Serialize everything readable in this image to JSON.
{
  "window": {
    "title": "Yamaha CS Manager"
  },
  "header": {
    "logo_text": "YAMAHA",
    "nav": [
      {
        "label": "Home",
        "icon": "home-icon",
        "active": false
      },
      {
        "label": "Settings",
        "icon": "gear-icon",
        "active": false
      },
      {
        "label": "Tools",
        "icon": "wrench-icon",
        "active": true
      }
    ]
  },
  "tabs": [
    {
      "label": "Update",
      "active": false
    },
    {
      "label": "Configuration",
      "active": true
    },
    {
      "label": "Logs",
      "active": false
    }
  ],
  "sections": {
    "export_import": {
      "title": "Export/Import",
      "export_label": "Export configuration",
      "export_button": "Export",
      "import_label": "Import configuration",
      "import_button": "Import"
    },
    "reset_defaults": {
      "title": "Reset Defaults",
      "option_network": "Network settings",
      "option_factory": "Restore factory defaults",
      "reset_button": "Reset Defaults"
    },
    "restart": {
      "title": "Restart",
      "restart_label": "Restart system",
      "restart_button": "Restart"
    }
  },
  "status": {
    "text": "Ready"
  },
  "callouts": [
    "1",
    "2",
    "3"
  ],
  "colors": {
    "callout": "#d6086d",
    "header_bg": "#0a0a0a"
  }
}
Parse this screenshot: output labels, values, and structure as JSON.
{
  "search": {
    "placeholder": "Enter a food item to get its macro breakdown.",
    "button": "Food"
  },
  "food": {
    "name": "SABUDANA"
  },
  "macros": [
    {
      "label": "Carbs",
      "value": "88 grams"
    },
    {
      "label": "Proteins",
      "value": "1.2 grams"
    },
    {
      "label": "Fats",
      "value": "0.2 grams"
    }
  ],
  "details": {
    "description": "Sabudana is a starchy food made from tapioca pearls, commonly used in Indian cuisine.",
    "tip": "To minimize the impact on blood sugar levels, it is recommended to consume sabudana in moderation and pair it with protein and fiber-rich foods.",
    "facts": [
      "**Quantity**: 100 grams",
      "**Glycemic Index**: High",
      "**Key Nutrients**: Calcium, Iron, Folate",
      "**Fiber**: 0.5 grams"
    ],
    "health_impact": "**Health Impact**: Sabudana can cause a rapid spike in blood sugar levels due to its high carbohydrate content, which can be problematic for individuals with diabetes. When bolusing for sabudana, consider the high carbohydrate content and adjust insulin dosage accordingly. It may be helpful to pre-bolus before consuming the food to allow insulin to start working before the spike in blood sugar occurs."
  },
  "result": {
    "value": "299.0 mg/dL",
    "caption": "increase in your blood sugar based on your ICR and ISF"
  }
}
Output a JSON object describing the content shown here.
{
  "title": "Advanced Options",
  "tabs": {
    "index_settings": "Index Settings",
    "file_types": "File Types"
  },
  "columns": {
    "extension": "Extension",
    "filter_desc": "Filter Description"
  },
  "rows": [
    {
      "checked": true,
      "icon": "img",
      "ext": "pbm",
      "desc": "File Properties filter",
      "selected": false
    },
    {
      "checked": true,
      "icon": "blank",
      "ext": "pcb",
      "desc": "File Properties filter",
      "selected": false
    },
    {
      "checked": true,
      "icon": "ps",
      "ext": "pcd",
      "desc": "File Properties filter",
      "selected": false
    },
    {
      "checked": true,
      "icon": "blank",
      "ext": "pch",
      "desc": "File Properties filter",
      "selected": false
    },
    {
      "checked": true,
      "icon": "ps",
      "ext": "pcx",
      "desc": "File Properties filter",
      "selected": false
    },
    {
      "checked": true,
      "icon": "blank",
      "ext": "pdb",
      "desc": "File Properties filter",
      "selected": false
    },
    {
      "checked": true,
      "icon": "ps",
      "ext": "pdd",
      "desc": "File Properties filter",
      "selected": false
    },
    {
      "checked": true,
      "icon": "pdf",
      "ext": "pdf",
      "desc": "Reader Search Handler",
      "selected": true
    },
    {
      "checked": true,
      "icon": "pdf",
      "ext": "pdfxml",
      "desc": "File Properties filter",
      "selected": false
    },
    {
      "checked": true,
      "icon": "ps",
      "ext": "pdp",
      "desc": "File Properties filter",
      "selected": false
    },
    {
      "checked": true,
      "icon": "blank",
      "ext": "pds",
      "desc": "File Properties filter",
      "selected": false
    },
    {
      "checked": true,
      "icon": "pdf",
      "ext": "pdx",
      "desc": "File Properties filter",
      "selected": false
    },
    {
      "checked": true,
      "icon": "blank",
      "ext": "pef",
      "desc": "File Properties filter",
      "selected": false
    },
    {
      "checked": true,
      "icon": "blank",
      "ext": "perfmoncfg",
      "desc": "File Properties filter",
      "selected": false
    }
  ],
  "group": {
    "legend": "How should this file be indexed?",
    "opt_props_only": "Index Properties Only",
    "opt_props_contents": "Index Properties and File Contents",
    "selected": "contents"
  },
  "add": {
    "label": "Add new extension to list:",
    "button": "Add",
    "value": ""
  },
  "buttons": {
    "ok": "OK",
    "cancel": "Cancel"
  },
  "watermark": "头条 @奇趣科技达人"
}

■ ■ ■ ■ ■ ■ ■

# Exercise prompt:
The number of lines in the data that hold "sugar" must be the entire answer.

# Your response:
3